:: PROBLEM TO SOLVE ::
Reproduce each record below exactly as written.

:: DATA TO PROCESS ::
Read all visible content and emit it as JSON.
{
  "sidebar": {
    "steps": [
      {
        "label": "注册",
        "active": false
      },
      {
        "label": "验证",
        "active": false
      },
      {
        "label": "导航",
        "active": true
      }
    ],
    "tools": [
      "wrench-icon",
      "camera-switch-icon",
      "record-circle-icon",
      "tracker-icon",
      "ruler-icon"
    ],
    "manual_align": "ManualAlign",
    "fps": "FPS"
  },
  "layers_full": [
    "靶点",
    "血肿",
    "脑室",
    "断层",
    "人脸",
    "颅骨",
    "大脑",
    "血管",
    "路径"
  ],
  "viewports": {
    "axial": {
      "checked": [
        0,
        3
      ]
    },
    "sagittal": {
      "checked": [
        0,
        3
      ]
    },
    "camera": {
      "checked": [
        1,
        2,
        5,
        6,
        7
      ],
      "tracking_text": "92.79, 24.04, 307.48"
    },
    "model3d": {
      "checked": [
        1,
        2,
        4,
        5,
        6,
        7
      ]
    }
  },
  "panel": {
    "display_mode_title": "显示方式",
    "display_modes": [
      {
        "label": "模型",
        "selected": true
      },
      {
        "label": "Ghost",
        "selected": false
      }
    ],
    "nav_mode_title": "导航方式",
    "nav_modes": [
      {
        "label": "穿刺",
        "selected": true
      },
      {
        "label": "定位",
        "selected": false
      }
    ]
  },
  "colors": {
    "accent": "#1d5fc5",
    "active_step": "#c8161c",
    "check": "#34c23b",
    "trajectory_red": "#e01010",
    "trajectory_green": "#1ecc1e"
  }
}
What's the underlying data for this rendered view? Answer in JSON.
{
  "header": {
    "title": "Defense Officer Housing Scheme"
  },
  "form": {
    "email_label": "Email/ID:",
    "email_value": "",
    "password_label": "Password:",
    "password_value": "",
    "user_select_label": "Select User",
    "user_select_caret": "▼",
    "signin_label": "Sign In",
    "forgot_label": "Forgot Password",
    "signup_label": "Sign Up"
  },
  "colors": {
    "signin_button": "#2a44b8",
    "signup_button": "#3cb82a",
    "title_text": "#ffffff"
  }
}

:: SOLUTION TO THE EXERCISE ::
Read all visible content and emit it as JSON.
{
  "sidebar": {
    "steps": [
      {
        "label": "注册",
        "active": false
      },
      {
        "label": "验证",
        "active": false
      },
      {
        "label": "导航",
        "active": true
      }
    ],
    "tools": [
      "wrench-icon",
      "camera-switch-icon",
      "record-circle-icon",
      "tracker-icon",
      "ruler-icon"
    ],
    "manual_align": "ManualAlign",
    "fps": "FPS"
  },
  "layers_full": [
    "靶点",
    "血肿",
    "脑室",
    "断层",
    "人脸",
    "颅骨",
    "大脑",
    "血管",
    "路径"
  ],
  "viewports": {
    "axial": {
      "checked": [
        0,
        3
      ]
    },
    "sagittal": {
      "checked": [
        0,
        3
      ]
    },
    "camera": {
      "checked": [
        1,
        2,
        5,
        6,
        7
      ],
      "tracking_text": "92.79, 24.04, 307.48"
    },
    "model3d": {
      "checked": [
        1,
        2,
        4,
        5,
        6,
        7
      ]
    }
  },
  "panel": {
    "display_mode_title": "显示方式",
    "display_modes": [
      {
        "label": "模型",
        "selected": true
      },
      {
        "label": "Ghost",
        "selected": false
      }
    ],
    "nav_mode_title": "导航方式",
    "nav_modes": [
      {
        "label": "穿刺",
        "selected": true
      },
      {
        "label": "定位",
        "selected": false
      }
    ]
  },
  "colors": {
    "accent": "#1d5fc5",
    "active_step": "#c8161c",
    "check": "#34c23b",
    "trajectory_red": "#e01010",
    "trajectory_green": "#1ecc1e"
  }
}
What's the underlying data for this rendered view? Answer in JSON.
{
  "header": {
    "title": "Defense Officer Housing Scheme"
  },
  "form": {
    "email_label": "Email/ID:",
    "email_value": "",
    "password_label": "Password:",
    "password_value": "",
    "user_select_label": "Select User",
    "user_select_caret": "▼",
    "signin_label": "Sign In",
    "forgot_label": "Forgot Password",
    "signup_label": "Sign Up"
  },
  "colors": {
    "signin_button": "#2a44b8",
    "signup_button": "#3cb82a",
    "title_text": "#ffffff"
  }
}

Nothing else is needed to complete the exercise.